In the records below, find every line with the word "kind" and copy it.

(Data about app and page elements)
────────────────

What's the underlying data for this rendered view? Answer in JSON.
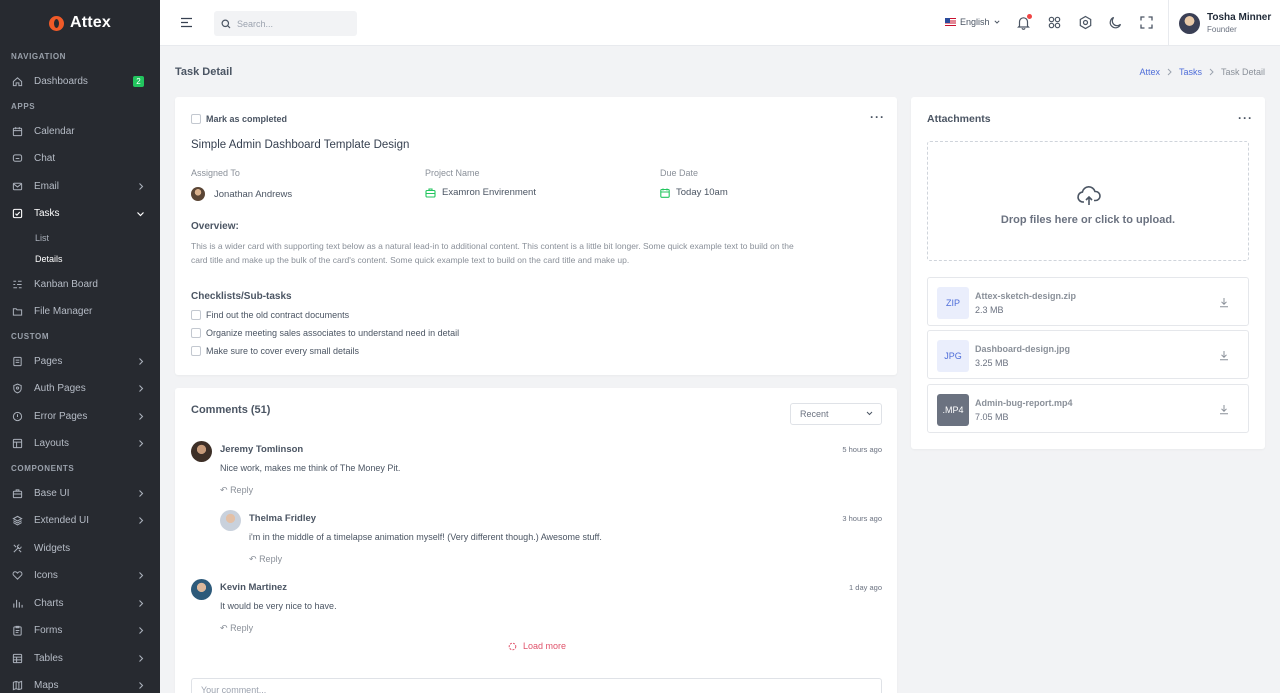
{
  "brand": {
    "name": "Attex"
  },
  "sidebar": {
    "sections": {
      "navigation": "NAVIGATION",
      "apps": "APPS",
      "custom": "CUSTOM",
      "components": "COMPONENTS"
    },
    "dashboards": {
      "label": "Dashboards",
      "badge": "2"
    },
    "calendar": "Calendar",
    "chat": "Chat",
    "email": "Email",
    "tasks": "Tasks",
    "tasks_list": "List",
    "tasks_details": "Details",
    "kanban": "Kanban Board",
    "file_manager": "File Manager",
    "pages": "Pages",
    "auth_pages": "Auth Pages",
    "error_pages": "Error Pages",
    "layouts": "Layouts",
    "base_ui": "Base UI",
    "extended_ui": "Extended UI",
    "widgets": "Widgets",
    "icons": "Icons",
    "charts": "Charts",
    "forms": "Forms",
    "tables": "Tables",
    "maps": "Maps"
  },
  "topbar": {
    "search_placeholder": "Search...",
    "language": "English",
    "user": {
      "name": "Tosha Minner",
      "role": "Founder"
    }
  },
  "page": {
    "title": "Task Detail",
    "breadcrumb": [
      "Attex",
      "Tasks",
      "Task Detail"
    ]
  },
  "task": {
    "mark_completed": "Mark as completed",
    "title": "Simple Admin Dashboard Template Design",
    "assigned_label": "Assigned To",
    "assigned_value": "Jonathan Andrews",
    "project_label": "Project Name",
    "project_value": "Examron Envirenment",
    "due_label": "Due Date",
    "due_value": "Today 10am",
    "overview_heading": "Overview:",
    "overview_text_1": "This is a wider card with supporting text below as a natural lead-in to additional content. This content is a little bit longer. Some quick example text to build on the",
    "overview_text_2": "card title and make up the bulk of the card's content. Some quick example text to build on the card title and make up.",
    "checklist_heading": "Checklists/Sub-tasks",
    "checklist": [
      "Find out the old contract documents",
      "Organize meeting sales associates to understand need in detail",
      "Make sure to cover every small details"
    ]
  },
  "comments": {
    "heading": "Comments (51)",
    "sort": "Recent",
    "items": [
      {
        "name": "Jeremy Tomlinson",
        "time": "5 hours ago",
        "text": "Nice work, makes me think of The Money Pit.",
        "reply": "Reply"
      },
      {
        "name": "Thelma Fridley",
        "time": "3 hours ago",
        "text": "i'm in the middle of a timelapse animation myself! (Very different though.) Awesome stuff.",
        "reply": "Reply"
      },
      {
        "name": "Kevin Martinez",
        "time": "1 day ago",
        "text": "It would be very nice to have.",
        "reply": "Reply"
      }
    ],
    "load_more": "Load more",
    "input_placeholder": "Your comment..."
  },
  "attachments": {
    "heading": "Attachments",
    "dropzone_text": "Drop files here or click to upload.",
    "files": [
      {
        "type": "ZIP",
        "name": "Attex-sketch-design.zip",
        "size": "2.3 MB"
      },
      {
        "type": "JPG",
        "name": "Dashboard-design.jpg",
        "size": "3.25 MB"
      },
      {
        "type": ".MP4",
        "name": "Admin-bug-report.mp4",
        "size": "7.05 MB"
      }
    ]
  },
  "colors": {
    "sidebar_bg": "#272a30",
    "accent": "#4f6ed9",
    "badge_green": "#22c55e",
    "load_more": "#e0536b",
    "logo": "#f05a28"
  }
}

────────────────

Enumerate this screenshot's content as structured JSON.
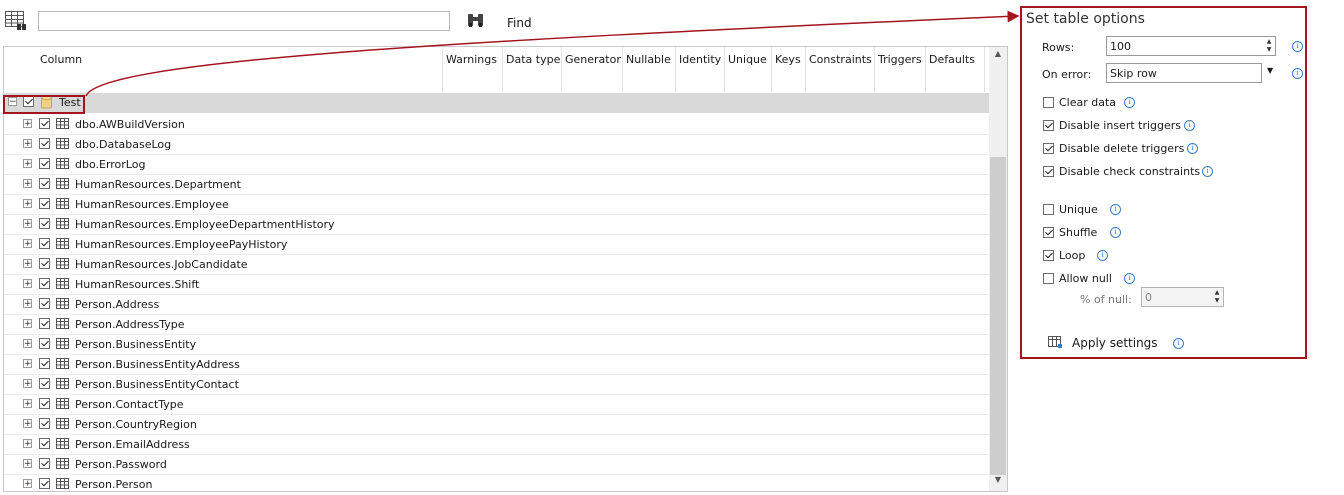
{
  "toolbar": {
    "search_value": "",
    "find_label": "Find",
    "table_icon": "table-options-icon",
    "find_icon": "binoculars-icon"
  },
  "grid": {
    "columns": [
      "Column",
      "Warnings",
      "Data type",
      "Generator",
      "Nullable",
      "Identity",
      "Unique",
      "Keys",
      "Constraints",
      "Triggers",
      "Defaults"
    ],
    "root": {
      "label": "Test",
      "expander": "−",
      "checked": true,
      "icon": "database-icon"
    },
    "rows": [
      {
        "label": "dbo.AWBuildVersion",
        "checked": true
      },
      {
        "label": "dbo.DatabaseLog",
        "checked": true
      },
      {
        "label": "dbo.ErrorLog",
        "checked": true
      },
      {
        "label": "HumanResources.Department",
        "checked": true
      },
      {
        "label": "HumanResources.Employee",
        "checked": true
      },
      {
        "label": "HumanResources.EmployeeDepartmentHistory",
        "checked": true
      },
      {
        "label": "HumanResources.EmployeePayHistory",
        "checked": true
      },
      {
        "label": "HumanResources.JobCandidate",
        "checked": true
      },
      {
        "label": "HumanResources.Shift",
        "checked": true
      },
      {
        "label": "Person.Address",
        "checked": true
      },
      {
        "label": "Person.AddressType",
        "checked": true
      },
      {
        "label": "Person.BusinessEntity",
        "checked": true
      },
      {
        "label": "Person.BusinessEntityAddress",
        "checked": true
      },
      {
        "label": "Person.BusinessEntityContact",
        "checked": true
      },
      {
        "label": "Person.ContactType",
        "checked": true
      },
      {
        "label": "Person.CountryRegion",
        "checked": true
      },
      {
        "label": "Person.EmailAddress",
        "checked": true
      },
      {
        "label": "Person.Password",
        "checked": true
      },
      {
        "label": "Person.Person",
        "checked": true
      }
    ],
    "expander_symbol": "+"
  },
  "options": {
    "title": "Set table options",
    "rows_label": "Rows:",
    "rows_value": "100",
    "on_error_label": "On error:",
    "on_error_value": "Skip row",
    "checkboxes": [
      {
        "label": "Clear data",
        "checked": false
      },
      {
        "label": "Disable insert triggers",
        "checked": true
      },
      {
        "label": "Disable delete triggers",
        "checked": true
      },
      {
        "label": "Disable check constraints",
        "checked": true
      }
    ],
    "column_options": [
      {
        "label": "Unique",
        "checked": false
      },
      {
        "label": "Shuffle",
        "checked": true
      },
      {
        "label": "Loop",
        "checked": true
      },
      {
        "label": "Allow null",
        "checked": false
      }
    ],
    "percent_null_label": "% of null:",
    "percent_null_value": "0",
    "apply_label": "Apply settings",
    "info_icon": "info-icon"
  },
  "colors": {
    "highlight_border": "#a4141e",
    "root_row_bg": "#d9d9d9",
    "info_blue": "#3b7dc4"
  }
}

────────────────

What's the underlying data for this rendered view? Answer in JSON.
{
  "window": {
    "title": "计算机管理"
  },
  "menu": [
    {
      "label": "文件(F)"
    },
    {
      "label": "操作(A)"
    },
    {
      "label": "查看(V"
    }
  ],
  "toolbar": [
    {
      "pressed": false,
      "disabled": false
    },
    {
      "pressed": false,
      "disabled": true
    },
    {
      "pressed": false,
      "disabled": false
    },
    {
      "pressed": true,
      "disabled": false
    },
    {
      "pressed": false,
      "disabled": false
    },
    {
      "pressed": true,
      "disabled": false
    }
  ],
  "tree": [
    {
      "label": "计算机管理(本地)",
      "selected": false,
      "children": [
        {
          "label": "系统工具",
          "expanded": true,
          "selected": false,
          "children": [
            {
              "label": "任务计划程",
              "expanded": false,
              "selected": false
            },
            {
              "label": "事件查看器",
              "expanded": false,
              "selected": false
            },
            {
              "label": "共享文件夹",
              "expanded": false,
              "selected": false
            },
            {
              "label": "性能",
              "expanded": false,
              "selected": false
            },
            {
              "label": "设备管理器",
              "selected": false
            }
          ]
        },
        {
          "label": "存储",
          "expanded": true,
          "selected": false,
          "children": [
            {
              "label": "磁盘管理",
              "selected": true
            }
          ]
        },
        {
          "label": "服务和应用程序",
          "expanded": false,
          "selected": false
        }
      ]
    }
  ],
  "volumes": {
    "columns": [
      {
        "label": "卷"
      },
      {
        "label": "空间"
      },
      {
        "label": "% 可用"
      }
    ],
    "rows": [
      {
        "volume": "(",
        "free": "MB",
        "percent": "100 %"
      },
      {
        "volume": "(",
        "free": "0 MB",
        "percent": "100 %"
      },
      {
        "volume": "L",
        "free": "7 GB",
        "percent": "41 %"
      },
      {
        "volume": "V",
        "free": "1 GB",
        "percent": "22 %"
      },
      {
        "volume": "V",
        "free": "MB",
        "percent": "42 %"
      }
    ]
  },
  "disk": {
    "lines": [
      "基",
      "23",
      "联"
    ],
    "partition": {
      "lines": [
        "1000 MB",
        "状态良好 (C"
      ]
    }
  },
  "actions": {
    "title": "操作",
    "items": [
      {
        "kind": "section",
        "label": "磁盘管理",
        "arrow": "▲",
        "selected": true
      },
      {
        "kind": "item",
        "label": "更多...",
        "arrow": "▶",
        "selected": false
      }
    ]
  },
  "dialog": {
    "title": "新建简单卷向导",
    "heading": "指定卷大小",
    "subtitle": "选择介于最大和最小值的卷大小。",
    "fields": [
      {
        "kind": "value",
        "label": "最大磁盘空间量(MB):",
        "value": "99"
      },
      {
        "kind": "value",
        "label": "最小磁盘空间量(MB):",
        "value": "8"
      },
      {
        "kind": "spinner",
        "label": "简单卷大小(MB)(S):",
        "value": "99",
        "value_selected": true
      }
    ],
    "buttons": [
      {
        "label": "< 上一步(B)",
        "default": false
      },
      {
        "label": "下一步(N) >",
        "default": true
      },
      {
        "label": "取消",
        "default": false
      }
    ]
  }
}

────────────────

Written solution:
        "kind": "section",
        "kind": "item",
        "kind": "value",
        "kind": "value",
        "kind": "spinner",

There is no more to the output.